#### [What to do]
The answer must be every line of the records below that holds the word "color".
============================================================
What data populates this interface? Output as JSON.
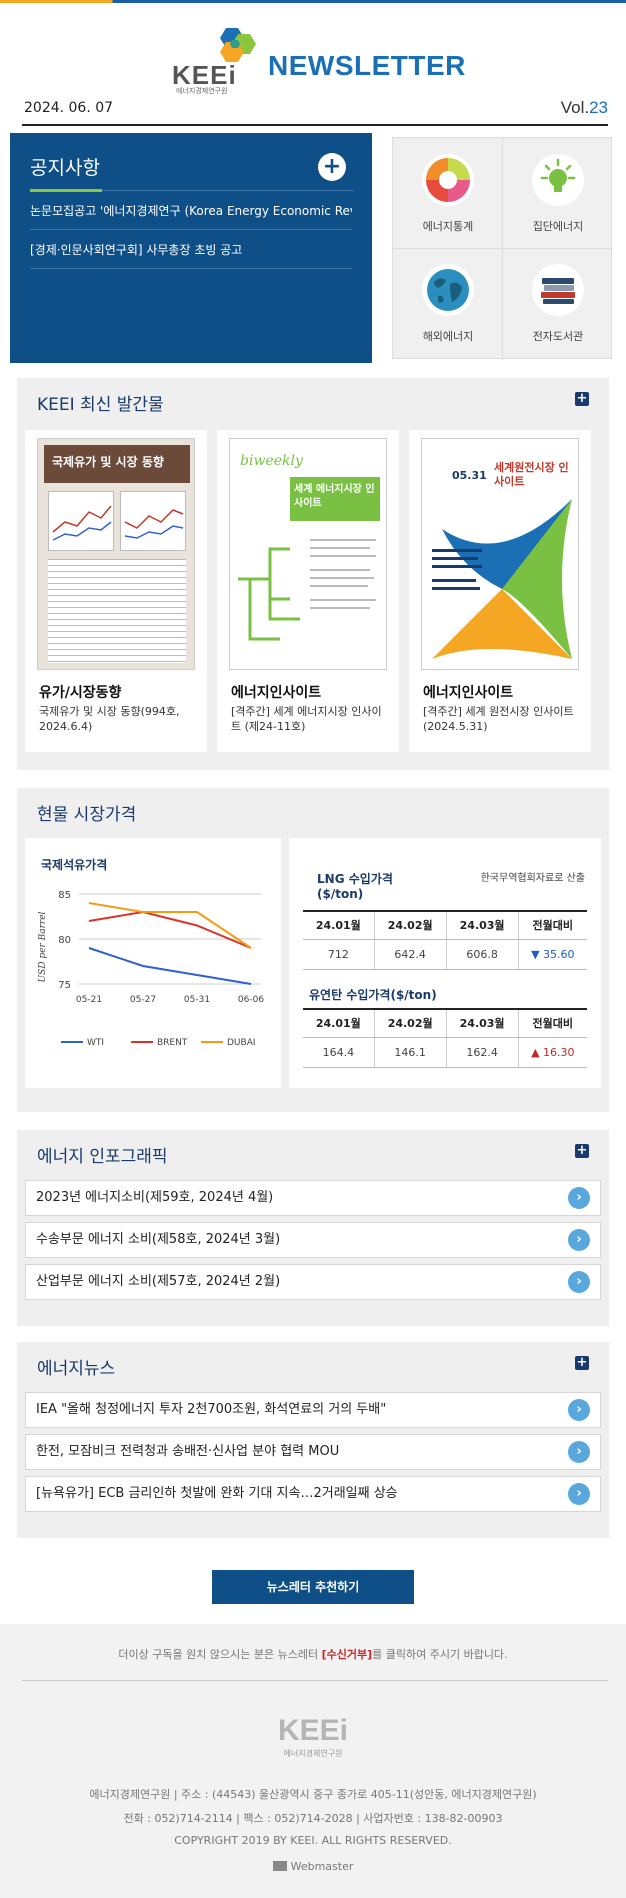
{
  "header": {
    "logo_text": "KEEi",
    "logo_sub": "에너지경제연구원",
    "title": "NEWSLETTER",
    "date": "2024. 06. 07",
    "vol_prefix": "Vol.",
    "vol_number": "23"
  },
  "notice": {
    "title": "공지사항",
    "items": [
      "논문모집공고 '에너지경제연구 (Korea Energy Economic Review",
      "[경제·인문사회연구회] 사무총장 초빙 공고"
    ]
  },
  "quick_links": [
    {
      "label": "에너지통계",
      "icon": "pie-chart-icon"
    },
    {
      "label": "집단에너지",
      "icon": "light-bulb-icon"
    },
    {
      "label": "해외에너지",
      "icon": "globe-icon"
    },
    {
      "label": "전자도서관",
      "icon": "books-icon"
    }
  ],
  "publications": {
    "title": "KEEI 최신 발간물",
    "items": [
      {
        "title": "유가/시장동향",
        "desc": "국제유가 및 시장 동향(994호, 2024.6.4)",
        "cover_text": "국제유가 및 시장 동향"
      },
      {
        "title": "에너지인사이트",
        "desc": "[격주간] 세계 에너지시장 인사이트 (제24-11호)",
        "cover_text": "세계 에너지시장 인사이트",
        "cover_sub": "biweekly"
      },
      {
        "title": "에너지인사이트",
        "desc": "[격주간] 세계 원전시장 인사이트(2024.5.31)",
        "cover_text": "세계원전시장 인사이트",
        "cover_date": "05.31"
      }
    ]
  },
  "market": {
    "title": "현물 시장가격",
    "oil_title": "국제석유가격",
    "lng_title": "LNG 수입가격 ($/ton)",
    "lng_source": "한국무역협회자료로 산출",
    "lng_headers": [
      "24.01월",
      "24.02월",
      "24.03월",
      "전월대비"
    ],
    "lng_values": [
      "712",
      "642.4",
      "606.8",
      "▼ 35.60"
    ],
    "coal_title": "유연탄 수입가격($/ton)",
    "coal_headers": [
      "24.01월",
      "24.02월",
      "24.03월",
      "전월대비"
    ],
    "coal_values": [
      "164.4",
      "146.1",
      "162.4",
      "▲ 16.30"
    ]
  },
  "chart_data": {
    "type": "line",
    "title": "국제석유가격",
    "ylabel": "USD per Barrel",
    "categories": [
      "05-21",
      "05-27",
      "05-31",
      "06-06"
    ],
    "ylim": [
      75,
      85
    ],
    "yticks": [
      "85",
      "80",
      "75"
    ],
    "series": [
      {
        "name": "WTI",
        "color": "#2f5fd0",
        "values": [
          79.0,
          77.0,
          76.0,
          75.0
        ]
      },
      {
        "name": "BRENT",
        "color": "#d9332b",
        "values": [
          82.0,
          83.0,
          81.5,
          79.0
        ]
      },
      {
        "name": "DUBAI",
        "color": "#f39c12",
        "values": [
          84.0,
          83.0,
          83.0,
          79.0
        ]
      }
    ]
  },
  "infographic": {
    "title": "에너지 인포그래픽",
    "items": [
      "2023년 에너지소비(제59호, 2024년 4월)",
      "수송부문 에너지 소비(제58호, 2024년 3월)",
      "산업부문 에너지 소비(제57호, 2024년 2월)"
    ]
  },
  "news": {
    "title": "에너지뉴스",
    "items": [
      "IEA \"올해 청정에너지 투자 2천700조원, 화석연료의 거의 두배\"",
      "한전, 모잠비크 전력청과 송배전·신사업 분야 협력 MOU",
      "[뉴욕유가] ECB 금리인하 첫발에 완화 기대 지속…2거래일째 상승"
    ]
  },
  "recommend_label": "뉴스레터 추천하기",
  "footer": {
    "unsub_prefix": "더이상 구독을 원치 않으시는 분은 뉴스레터",
    "unsub_link": "[수신거부]",
    "unsub_suffix": "를 클릭하여 주시기 바랍니다.",
    "logo_text": "KEEi",
    "logo_sub": "에너지경제연구원",
    "address": "에너지경제연구원 | 주소 : (44543) 울산광역시 중구 종가로 405-11(성안동, 에너지경제연구원)",
    "contact": "전화 : 052)714-2114 | 팩스 : 052)714-2028 | 사업자번호 : 138-82-00903",
    "copyright": "COPYRIGHT 2019 BY KEEI. ALL RIGHTS RESERVED.",
    "webmaster": "Webmaster"
  }
}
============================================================
#### [Completed exercise]
        "color": "#2f5fd0",
        "color": "#d9332b",
        "color": "#f39c12",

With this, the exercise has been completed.